Nearly half (46%) of all on-premises databases globally are vulnerable to attack, results from a five-year study conducted by Imperva Research Labs show.
The study covered nearly 27,000 scanned databases and results showed that more than half (56%) of the common vulnerabilities and exposures (CVEs) found were ranked as “high or “critical” severity, aligned with guidelines from the National Institute of Standards and Technology (NIST) in the United States.
Imperva said this indicates that many organisations are not prioritising the security of their data and neglecting routine patching exercises. Based on Imperva scans, some CVEs have gone unaddressed for three or more years.
“While organisations stress publicly how much they invest in security, our extensive research shows that most are failing,” said Elad Erez, CIO of Imperva.
“Too often, organisations overlook database security because they’re relying on native security offerings or outdated processes,” said Erez. “Although we continue to see a major shift to cloud databases, the concerning reality is that most organizations rely on on-premises databases to store their most sensitive data.”
Regional analysis uncovers significant disparities between nations, with countries such as France (84%), Australia (65%) and Singapore (64%) having much higher incidences of insecure databases.
However, for countries such as Germany and Mexico, while the number of insecure databases is relatively low, those that are vulnerable are well above the average when it comes to the number of vulnerabilities capable of exploitation.
A separate study by Imperva Research Labs earlier this year found that the number of data breaches is growing by 30% annually while the number of records compromised increases by an average of 224%.
For non-publicly accessible databases, attackers can use a range of tools such as SQL injections (SQLi) to exploit vulnerabilities in web applications that are connected to a database. This remains a consistent business threat as nearly 50% of breaches in the past several years originate at the application layer.
When it comes to public databases, the threat is even greater as exploiting them requires even less effort. Attackers can search for vulnerable targets through tools such as Shodan and acquire exploit code through repositories like ExploitDB which hold hundreds of points of compromise (POC) codes.
An analysis of data breaches since 2017 shows that a majority (74%) of the data stolen in a breach is personal data, while login credentials (15%) and credit card details (10%) are also lucrative targets.
“Attackers now have access to a variety of tools that equip them with the ability to take over an entire database, or use a foothold into the database to move laterally throughout a network,” said Erez.
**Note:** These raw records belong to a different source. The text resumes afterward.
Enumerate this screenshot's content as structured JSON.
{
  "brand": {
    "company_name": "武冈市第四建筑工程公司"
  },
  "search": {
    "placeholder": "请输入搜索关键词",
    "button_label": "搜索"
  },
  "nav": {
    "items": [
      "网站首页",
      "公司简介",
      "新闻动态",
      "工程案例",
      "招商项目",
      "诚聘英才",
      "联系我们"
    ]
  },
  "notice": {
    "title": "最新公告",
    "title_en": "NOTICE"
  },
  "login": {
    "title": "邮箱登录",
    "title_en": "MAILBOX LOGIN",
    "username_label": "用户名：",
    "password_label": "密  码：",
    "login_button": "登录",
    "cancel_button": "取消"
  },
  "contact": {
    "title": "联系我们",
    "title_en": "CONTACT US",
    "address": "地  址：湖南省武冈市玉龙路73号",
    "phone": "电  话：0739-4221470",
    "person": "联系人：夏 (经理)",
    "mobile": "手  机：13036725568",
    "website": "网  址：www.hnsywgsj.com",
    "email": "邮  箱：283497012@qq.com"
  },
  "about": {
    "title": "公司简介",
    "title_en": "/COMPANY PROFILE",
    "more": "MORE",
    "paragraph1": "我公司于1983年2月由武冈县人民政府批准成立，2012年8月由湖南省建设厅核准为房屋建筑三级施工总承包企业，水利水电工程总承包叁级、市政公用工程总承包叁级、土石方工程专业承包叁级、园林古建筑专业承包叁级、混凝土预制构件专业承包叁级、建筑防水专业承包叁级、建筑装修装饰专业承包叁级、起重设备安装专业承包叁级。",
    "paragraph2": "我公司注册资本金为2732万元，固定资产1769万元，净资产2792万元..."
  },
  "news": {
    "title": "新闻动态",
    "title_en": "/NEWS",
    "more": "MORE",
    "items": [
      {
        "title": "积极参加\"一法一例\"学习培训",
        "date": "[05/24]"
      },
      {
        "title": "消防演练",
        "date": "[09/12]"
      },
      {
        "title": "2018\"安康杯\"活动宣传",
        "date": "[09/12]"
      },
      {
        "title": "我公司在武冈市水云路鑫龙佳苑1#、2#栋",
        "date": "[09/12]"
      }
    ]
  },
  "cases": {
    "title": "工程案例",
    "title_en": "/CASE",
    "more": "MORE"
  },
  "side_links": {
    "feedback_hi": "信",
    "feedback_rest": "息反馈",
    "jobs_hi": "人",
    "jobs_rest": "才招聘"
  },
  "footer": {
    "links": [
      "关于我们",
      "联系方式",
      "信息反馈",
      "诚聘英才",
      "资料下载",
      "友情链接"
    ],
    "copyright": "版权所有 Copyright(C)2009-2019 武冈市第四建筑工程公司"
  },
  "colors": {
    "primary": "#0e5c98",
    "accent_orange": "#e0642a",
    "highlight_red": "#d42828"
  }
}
“The explosive growth in data breaches is evidence that organizations are not investing enough time or resources to truly secure their data,” he added.